To provide an additional level of security and at the same time reduce the amount of information exposed in the event an RODC is stolen, a domain administrator can use tools within Active Directory Users and Computers to delete the RODC from the Active Directory domain/forest and reset the passwords for user accounts cached on the RODC.
Administrator Role Separation
Organizations are encouraged to use RODCs when there is a need to satisfy unique administrative requirements and to maintain administrator role separation and isolation. The use of an RODC is especially encouraged if the domain controller situated in a branch office hosts more than one server function or server role, such as a print server, messaging server, file server, and much more. The use of an RODC is also recommended when there are other applications installed on the domain controller. Traditionally, in this situation the administrator of these applications has privileges not only to the applications, but also to the entire Active Directory, which can pose a threat. With RODC, however, you can delegate permissions to local administrators, granting them rights to a particular server, roles, or LOB applications without ever granting them access to Active Directory or

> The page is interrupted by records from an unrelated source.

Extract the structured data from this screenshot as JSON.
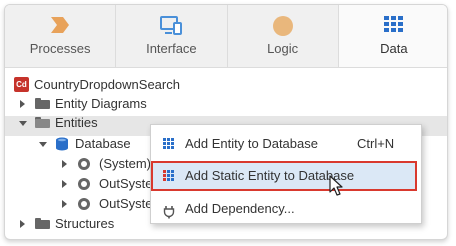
{
  "tabs": [
    {
      "label": "Processes",
      "icon": "processes-chevron-icon",
      "color": "#e8a25a"
    },
    {
      "label": "Interface",
      "icon": "monitor-icon",
      "color": "#4a90d9"
    },
    {
      "label": "Logic",
      "icon": "logic-circle-icon",
      "color": "#e9b77c"
    },
    {
      "label": "Data",
      "icon": "data-grid-icon",
      "color": "#2a6fc9"
    }
  ],
  "tree": {
    "app": {
      "badge": "Cd",
      "label": "CountryDropdownSearch"
    },
    "entity_diagrams": "Entity Diagrams",
    "entities": "Entities",
    "database": "Database",
    "system": "(System)",
    "outsystems_1": "OutSystem",
    "outsystems_2": "OutSystem",
    "structures": "Structures"
  },
  "menu": {
    "items": [
      {
        "label": "Add Entity to Database",
        "shortcut": "Ctrl+N"
      },
      {
        "label": "Add Static Entity to Database",
        "shortcut": ""
      },
      {
        "label": "Add Dependency...",
        "shortcut": ""
      }
    ]
  },
  "colors": {
    "highlight_border": "#d9392e",
    "highlight_fill": "#dbe8f6",
    "app_badge": "#c6332b"
  }
}
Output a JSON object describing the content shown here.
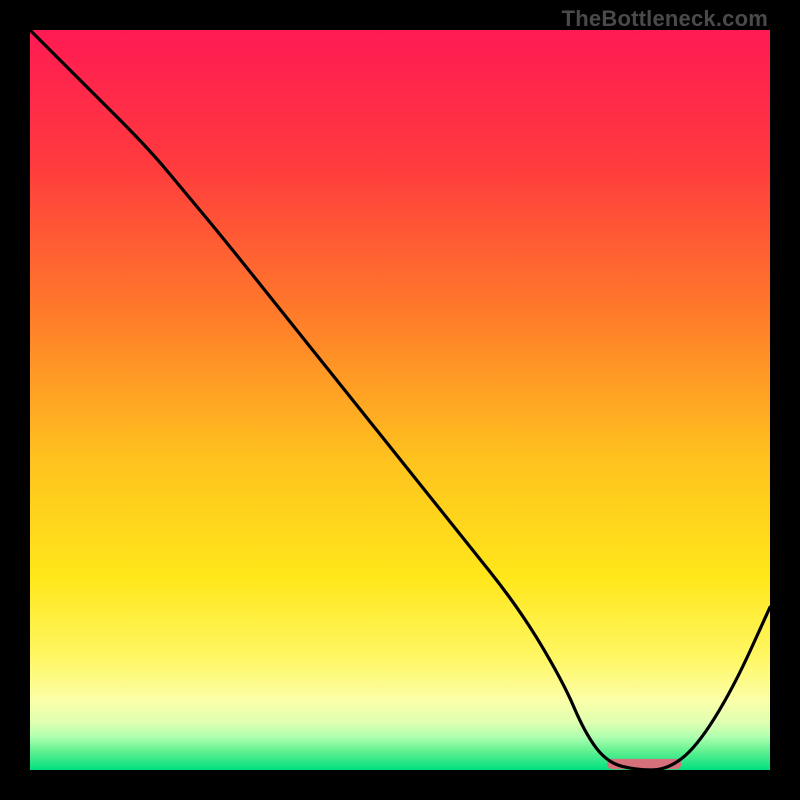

domain resources beyond the scope of the branch. As a result, the local administrator at the branch can perform his or her administrator work activities effectively without compromising the entire Active Directory environment.
When using RODCs, it is possible to add the DNS role/service to the RODC. After the DNS service is added to an RODC, the RODC will replicate Active Directory–integrated DNS information such as DNS-related AD partitions, including both the ForestDNS and DomainDNS zones.
Running DNS on an RODC is very similar to running DNS on a writable domain controller. Users can query the local DNS server residing on the branch office RODC for A records and other DNS-related items such as Internet requests. However, unlike traditional writable domain controllers, DNS on RODC does not support dynamic updates. The DNS zone information is entirely read-only.
If a client wants to update their DNS A or PTR record in the local branch office, the RODC will send a DNS replicate-single-object change request to a writable domain controller running the traditional DNS service. The DNS change for the client will occur on the writable DNS server and, eventually, the change will be propagated back to the RODC via unidirectional Active Directory replication.
In Windows Server 2008, it was still possible for changes to be made to the sysvol folder of an RODC. When changes were made to the contents of the sysvol folder, those changes persisted until being overwritten by the next DFS Replication cycle. In Windows Server 2008 R2, Microsoft made changes to the RODC functionality such that the sysvol folder is now read-only on an RODC.
Source of Information : Sams - Windows Server 2008 R2 Unleashed